■ ASSIGNMENT ■
Across the entries below, the lines containing "true" should be counted and only their number returned.

(Stored data entries)
---

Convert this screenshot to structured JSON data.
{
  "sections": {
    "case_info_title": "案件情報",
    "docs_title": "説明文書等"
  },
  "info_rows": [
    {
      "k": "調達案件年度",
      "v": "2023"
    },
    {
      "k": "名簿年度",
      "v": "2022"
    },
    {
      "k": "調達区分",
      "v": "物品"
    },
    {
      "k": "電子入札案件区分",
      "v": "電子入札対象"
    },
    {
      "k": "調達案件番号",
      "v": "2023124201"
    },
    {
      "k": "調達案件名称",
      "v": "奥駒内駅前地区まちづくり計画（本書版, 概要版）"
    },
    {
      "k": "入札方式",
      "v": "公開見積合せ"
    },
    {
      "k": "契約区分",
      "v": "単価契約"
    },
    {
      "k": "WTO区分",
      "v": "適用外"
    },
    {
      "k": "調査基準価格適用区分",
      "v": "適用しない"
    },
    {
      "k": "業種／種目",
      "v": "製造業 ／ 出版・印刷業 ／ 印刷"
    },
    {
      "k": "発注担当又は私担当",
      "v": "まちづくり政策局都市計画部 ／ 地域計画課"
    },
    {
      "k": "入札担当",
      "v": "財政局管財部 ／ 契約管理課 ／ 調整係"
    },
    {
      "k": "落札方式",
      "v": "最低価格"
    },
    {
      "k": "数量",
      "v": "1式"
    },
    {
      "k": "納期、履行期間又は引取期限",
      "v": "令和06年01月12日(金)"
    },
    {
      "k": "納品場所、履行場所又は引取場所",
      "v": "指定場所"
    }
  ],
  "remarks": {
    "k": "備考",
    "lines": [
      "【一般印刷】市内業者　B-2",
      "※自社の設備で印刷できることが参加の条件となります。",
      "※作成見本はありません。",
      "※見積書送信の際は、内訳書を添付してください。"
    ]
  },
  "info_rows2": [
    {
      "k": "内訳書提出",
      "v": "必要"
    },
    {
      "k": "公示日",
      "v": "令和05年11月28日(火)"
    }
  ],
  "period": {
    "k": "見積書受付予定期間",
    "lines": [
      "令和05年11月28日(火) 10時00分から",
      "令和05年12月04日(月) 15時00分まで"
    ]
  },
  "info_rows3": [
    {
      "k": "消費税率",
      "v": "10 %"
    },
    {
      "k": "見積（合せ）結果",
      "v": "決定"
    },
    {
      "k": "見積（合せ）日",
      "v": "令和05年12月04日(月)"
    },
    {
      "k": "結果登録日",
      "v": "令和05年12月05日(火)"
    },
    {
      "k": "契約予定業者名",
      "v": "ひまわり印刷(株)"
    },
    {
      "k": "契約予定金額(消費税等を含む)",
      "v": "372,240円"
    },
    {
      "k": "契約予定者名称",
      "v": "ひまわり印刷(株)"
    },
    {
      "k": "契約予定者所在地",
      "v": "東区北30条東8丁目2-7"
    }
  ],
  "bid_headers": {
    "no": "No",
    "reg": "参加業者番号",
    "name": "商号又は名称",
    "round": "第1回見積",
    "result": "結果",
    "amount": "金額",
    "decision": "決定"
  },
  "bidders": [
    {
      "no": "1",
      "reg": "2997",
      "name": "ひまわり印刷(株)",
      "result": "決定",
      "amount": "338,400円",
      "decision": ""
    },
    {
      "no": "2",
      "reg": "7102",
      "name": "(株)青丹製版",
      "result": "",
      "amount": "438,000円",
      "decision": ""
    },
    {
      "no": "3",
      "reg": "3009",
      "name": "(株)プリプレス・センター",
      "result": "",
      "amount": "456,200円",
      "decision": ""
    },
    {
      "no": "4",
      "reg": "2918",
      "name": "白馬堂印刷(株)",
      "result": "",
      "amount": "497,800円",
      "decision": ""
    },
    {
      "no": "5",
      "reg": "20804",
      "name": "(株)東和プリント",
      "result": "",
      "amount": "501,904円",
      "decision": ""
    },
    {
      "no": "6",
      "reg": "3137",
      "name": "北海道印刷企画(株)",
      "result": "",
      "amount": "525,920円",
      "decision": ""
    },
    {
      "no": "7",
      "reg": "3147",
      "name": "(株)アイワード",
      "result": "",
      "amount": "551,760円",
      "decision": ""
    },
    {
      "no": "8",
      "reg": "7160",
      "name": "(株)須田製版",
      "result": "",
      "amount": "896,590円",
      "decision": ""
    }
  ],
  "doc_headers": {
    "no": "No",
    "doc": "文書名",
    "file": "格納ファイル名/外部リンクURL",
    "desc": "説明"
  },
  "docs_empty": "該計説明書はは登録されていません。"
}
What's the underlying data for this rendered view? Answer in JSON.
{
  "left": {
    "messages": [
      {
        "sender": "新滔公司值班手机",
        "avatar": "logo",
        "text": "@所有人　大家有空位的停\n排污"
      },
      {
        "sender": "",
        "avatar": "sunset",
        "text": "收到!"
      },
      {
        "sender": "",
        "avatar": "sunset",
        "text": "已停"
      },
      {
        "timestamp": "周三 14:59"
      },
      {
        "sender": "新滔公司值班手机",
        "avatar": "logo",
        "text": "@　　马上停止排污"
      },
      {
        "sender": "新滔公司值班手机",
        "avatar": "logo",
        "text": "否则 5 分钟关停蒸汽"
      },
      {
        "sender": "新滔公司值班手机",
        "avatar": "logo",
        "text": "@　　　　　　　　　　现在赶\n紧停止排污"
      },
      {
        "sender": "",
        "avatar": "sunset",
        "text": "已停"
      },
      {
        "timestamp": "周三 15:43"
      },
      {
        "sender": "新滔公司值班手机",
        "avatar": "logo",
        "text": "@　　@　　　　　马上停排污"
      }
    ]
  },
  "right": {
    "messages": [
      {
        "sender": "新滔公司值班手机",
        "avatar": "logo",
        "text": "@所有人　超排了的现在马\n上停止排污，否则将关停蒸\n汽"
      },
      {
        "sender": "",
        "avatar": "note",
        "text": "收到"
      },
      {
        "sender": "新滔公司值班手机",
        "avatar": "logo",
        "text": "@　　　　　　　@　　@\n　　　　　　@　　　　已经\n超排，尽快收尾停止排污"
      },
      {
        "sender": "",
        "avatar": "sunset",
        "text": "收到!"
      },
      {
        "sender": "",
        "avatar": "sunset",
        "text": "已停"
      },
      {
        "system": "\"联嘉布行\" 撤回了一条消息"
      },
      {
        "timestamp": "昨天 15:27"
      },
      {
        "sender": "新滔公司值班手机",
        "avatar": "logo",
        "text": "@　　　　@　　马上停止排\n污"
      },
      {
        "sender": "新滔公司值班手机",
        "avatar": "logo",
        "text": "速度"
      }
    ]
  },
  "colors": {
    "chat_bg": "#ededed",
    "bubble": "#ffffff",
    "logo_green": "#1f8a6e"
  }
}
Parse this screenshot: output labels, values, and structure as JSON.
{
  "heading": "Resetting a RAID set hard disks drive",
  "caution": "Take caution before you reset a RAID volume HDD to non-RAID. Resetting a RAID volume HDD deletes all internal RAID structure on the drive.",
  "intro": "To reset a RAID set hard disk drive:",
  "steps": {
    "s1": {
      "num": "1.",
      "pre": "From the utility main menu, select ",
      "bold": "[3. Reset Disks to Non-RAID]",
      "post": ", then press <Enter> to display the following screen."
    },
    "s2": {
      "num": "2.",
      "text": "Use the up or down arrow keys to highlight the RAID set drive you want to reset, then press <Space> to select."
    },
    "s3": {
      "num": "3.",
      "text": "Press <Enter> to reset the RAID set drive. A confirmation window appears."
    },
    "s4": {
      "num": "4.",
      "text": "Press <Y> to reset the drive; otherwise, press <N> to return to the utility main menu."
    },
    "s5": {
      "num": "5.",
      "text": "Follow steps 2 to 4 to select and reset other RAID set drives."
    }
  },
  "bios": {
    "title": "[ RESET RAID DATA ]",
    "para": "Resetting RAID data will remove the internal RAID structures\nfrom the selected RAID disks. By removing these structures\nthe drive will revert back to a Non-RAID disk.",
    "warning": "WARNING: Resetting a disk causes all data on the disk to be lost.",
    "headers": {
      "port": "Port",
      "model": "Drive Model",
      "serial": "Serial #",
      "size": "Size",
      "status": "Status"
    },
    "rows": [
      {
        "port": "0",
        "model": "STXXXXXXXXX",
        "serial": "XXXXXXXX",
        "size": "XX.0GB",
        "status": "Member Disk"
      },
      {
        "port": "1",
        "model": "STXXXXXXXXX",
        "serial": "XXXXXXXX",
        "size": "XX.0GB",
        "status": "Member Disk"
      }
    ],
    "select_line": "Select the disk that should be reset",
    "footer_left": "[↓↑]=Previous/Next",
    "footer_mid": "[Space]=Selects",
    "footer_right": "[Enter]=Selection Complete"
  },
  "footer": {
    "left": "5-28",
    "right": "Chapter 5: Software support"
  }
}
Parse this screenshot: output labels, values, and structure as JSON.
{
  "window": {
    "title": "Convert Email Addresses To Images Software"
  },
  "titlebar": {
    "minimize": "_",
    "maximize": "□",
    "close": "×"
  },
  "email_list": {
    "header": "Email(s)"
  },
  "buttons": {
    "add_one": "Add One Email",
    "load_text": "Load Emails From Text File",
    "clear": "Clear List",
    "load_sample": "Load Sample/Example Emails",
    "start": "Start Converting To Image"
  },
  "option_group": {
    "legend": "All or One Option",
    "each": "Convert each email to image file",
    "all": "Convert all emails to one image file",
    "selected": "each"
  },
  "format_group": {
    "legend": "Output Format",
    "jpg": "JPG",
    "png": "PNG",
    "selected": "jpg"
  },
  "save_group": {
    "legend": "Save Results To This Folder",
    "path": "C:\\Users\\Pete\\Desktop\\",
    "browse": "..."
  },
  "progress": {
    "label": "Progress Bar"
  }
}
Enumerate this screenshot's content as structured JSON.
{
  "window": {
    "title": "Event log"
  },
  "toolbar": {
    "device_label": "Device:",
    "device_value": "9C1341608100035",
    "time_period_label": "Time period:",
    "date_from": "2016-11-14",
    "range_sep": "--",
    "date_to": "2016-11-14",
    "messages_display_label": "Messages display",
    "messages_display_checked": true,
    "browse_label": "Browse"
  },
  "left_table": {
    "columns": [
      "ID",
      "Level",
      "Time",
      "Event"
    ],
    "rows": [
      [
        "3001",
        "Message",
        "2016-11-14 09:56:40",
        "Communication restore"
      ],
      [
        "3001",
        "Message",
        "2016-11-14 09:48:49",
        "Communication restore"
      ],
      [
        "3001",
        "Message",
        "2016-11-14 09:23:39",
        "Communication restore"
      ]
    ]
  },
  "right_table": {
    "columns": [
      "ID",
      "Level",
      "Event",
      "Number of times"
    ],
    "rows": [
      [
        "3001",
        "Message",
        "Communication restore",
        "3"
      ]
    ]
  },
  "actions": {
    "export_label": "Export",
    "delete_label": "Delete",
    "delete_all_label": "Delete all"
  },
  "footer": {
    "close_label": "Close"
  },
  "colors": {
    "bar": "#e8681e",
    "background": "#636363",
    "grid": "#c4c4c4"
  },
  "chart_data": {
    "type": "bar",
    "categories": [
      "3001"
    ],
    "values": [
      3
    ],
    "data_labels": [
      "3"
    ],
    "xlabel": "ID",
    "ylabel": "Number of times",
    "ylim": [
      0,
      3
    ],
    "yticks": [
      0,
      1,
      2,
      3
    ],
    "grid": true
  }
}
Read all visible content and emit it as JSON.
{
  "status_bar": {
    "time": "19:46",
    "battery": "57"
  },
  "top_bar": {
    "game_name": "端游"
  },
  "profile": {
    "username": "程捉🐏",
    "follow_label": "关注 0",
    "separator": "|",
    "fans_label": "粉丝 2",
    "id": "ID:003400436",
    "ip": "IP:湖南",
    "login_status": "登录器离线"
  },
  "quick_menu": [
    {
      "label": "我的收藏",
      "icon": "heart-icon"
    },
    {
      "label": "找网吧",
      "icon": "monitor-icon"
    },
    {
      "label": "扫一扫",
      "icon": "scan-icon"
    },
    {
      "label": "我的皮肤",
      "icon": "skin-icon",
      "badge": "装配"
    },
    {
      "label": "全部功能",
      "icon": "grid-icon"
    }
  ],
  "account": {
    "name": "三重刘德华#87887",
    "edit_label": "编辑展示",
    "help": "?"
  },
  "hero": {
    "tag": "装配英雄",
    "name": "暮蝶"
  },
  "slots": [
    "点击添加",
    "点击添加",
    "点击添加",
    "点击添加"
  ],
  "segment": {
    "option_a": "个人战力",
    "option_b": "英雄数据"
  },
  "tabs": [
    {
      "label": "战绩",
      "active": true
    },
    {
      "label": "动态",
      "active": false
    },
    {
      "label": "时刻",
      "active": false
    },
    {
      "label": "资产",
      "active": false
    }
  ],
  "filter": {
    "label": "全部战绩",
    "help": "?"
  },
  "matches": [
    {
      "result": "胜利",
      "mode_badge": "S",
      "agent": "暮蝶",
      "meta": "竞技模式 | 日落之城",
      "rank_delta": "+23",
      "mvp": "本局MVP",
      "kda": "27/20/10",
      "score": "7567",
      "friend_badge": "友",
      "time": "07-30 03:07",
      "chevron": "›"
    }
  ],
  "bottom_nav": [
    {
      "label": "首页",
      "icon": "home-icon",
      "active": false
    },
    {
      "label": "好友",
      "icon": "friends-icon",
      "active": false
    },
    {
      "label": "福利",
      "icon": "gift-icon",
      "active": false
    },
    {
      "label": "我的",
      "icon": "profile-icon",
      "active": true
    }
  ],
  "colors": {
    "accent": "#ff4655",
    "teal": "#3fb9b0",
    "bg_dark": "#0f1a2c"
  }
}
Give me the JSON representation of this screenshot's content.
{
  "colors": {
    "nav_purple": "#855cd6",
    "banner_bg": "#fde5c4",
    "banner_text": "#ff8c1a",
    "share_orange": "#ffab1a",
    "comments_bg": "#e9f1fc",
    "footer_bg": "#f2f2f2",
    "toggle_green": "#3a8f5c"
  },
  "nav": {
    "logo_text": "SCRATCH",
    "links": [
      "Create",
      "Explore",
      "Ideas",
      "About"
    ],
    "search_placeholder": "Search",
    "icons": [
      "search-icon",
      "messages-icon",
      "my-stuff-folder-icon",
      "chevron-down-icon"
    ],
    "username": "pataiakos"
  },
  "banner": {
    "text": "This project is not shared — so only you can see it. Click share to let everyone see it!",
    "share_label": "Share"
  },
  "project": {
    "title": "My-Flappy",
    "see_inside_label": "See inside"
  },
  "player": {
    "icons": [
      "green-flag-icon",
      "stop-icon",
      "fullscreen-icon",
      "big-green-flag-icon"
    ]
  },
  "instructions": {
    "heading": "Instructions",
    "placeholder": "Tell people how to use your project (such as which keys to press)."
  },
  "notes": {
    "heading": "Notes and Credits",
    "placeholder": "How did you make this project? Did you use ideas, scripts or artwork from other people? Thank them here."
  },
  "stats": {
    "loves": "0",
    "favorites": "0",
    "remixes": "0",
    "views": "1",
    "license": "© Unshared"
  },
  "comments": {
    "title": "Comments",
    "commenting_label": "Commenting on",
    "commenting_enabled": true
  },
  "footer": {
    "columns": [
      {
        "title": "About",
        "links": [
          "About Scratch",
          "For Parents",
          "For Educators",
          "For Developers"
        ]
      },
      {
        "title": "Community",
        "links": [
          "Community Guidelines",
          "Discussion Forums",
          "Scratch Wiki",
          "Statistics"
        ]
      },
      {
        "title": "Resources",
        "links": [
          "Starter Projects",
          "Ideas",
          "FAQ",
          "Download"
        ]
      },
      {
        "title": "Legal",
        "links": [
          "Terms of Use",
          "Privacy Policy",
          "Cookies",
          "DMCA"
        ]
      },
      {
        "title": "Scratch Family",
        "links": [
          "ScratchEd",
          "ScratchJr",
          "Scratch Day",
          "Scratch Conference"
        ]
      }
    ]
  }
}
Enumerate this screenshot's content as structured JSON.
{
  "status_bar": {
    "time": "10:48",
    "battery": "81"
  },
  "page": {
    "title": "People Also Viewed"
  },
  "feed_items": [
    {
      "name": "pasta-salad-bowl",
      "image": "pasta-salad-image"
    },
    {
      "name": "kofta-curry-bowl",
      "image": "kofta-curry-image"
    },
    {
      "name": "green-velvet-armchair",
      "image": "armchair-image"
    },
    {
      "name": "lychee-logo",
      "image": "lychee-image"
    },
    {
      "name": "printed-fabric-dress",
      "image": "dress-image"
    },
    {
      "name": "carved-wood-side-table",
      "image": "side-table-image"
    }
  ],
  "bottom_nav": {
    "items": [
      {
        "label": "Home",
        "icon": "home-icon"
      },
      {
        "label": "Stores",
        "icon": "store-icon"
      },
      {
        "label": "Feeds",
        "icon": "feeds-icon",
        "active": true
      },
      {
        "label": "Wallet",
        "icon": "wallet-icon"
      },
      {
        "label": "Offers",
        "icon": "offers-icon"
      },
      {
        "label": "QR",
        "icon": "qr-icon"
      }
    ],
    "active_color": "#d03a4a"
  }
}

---

■ WORKED SOLUTION ■
6